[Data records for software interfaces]
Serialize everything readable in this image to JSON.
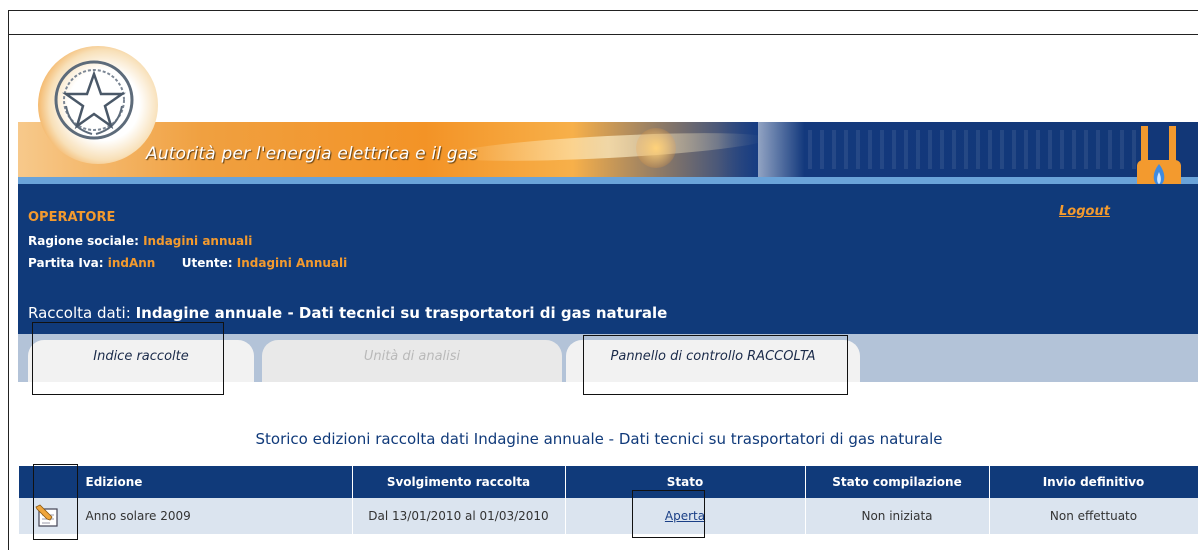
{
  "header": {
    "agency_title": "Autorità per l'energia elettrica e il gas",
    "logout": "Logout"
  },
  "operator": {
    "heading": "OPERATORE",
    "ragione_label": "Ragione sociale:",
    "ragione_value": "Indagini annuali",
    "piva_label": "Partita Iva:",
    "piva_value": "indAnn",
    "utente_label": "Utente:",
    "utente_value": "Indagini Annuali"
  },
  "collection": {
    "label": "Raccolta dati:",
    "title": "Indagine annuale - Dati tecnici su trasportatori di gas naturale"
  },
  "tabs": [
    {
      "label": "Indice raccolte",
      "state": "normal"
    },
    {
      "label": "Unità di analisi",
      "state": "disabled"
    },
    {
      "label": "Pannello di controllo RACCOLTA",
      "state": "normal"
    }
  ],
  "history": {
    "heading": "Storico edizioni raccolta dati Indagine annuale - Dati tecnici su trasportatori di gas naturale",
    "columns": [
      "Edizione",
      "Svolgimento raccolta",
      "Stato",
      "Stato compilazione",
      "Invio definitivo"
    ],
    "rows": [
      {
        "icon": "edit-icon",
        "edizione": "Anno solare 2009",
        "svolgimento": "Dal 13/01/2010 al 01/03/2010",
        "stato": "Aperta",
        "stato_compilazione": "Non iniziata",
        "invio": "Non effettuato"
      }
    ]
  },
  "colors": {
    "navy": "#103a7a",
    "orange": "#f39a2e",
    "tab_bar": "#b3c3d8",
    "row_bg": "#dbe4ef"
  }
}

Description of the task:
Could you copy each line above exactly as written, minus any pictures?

Answer for this exercise:
Serialize everything readable in this image to JSON.
{
  "header": {
    "agency_title": "Autorità per l'energia elettrica e il gas",
    "logout": "Logout"
  },
  "operator": {
    "heading": "OPERATORE",
    "ragione_label": "Ragione sociale:",
    "ragione_value": "Indagini annuali",
    "piva_label": "Partita Iva:",
    "piva_value": "indAnn",
    "utente_label": "Utente:",
    "utente_value": "Indagini Annuali"
  },
  "collection": {
    "label": "Raccolta dati:",
    "title": "Indagine annuale - Dati tecnici su trasportatori di gas naturale"
  },
  "tabs": [
    {
      "label": "Indice raccolte",
      "state": "normal"
    },
    {
      "label": "Unità di analisi",
      "state": "disabled"
    },
    {
      "label": "Pannello di controllo RACCOLTA",
      "state": "normal"
    }
  ],
  "history": {
    "heading": "Storico edizioni raccolta dati Indagine annuale - Dati tecnici su trasportatori di gas naturale",
    "columns": [
      "Edizione",
      "Svolgimento raccolta",
      "Stato",
      "Stato compilazione",
      "Invio definitivo"
    ],
    "rows": [
      {
        "icon": "edit-icon",
        "edizione": "Anno solare 2009",
        "svolgimento": "Dal 13/01/2010 al 01/03/2010",
        "stato": "Aperta",
        "stato_compilazione": "Non iniziata",
        "invio": "Non effettuato"
      }
    ]
  },
  "colors": {
    "navy": "#103a7a",
    "orange": "#f39a2e",
    "tab_bar": "#b3c3d8",
    "row_bg": "#dbe4ef"
  }
}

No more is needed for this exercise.